When VeriFone was a fledgling company, just beginning to compete with global corporations (we provide equipment to verify credit and to automate payment processing), we decentralized to put our people close to our customers geographically. We identified that strategy very early on because all our major competitors were highly centralized and slow to respond to customers' needs. Assigning the work of meeting customers' needs to a separate group located near the customer, giving that group the decision-making responsibility for those customers, and providing the tools to get the job done helped build our company. For example, we opened an office in Dallas to be near petroleum companies so that we could be more responsive to retail oil and gas operations. We staffed that office with a wide range of technical and nontechnical support people, and we allowed them to make their own decisions for their business units in the field.
After you've decided on the business objectives you think are most critical for your company, you need to evaluate your present practices honestly. For example, if you have a policy that requires your sales staff to get signatures from two senior executives for any price-quote deviation, the business process you have in place is probably not conducive to fast sales. If you believe your company needs to be more responsive to customers, you may want to decentralize the decision-making process more.
Of course not all work can be decentralized effectively. Perhaps you've decided that a key strategic objective for your company is to speed up the project-delivery process by having workers in different time zones do different parts of the job. That approach works in certain situations but not in others. Asking software programmers in different locations to work on the same module, for example, can create major problems. A better approach might be for each location to work on a different module using clear, unambiguous interface specifications.
Even if you've determined that a particular activity should be decentralized, you may need to bring people together at the start of a project -- to establish personal ties and set a common agenda -- and at important milestones. Not all project members have to be present, only one or two members from each team. And those who come together don't have to be the team leaders. In fact, having team members attend those meetings often helps them develop a stronger bond with the overall project: everyone comes to feel that he or she is crucial to the process. And rotating the location of face-to-face meetings helps generate broader involvement and ultimately a better team.
Something else we learned: to decentralize effectively, managers need special skills. They have to trust their staff. (No phone calls to be sure workers are at their desks.) They have to know when to use which communication tool. (Sometimes E-mail just isn't the right medium for the message.) Above all, they have to be able to communicate effectively.
The tools and the organizational philosophy of the virtual organization can help any business prosper. My years at VeriFone have taught me that dividing work is the best way to unify the whole.* * *
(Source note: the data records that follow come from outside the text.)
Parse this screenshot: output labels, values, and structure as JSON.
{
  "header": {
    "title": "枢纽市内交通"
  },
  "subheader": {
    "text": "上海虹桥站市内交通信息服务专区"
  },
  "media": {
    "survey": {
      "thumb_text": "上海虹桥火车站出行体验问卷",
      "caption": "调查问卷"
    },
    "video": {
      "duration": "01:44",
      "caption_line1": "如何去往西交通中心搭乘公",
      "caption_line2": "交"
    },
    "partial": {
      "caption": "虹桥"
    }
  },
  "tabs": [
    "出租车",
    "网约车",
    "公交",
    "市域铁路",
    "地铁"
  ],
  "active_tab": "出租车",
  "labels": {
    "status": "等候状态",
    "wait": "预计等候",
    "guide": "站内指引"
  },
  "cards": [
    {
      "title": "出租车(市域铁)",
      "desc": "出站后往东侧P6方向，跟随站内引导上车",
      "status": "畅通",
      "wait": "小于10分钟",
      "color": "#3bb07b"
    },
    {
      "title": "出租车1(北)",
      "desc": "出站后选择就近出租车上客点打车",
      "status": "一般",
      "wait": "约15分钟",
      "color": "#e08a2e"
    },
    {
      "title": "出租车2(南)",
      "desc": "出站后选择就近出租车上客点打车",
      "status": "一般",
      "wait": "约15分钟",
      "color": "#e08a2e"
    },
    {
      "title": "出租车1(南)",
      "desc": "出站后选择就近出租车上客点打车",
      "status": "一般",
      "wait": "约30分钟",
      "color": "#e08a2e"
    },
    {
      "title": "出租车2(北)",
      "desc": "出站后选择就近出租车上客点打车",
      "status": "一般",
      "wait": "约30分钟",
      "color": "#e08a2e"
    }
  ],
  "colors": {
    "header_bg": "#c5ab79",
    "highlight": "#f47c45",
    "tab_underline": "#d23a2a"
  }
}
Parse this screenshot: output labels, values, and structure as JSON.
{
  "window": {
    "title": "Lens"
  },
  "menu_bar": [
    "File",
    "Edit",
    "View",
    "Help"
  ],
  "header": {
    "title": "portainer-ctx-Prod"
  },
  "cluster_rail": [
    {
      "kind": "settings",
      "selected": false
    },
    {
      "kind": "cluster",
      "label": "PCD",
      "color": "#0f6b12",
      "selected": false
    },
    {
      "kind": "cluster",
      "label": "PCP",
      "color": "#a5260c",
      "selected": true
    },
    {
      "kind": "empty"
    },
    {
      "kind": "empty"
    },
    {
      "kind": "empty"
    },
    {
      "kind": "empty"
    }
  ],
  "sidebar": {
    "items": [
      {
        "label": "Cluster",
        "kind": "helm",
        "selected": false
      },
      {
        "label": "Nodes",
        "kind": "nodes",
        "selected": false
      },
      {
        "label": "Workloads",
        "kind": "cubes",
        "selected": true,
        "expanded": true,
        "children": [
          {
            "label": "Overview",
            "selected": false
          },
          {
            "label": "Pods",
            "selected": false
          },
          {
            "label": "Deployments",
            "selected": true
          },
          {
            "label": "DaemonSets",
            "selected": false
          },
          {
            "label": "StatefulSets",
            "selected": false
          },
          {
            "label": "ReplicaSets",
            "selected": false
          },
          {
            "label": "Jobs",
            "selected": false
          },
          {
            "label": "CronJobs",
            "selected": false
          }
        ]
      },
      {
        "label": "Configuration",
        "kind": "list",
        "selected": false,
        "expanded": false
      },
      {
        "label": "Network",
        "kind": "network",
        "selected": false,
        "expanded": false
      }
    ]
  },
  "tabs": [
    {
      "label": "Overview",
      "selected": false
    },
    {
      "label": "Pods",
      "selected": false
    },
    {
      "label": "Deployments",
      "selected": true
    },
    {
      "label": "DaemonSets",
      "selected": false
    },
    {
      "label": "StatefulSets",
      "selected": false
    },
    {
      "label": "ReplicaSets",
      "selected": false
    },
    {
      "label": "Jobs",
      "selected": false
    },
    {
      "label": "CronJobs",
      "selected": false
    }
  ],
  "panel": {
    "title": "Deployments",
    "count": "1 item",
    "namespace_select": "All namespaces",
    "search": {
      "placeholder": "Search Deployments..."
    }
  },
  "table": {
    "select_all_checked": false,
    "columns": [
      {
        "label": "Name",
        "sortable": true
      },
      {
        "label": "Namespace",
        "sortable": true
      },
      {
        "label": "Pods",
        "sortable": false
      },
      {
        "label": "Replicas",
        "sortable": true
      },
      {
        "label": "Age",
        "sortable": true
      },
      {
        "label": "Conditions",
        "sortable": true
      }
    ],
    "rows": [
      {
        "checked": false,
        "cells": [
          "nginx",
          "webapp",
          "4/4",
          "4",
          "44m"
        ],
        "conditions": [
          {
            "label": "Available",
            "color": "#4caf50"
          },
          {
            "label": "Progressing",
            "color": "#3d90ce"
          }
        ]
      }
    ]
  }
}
William R. Pape (email@example.com) is a cofounder of VeriFone Inc., with headquarters in Redwood City, Calif. He was the company's first chief information officer.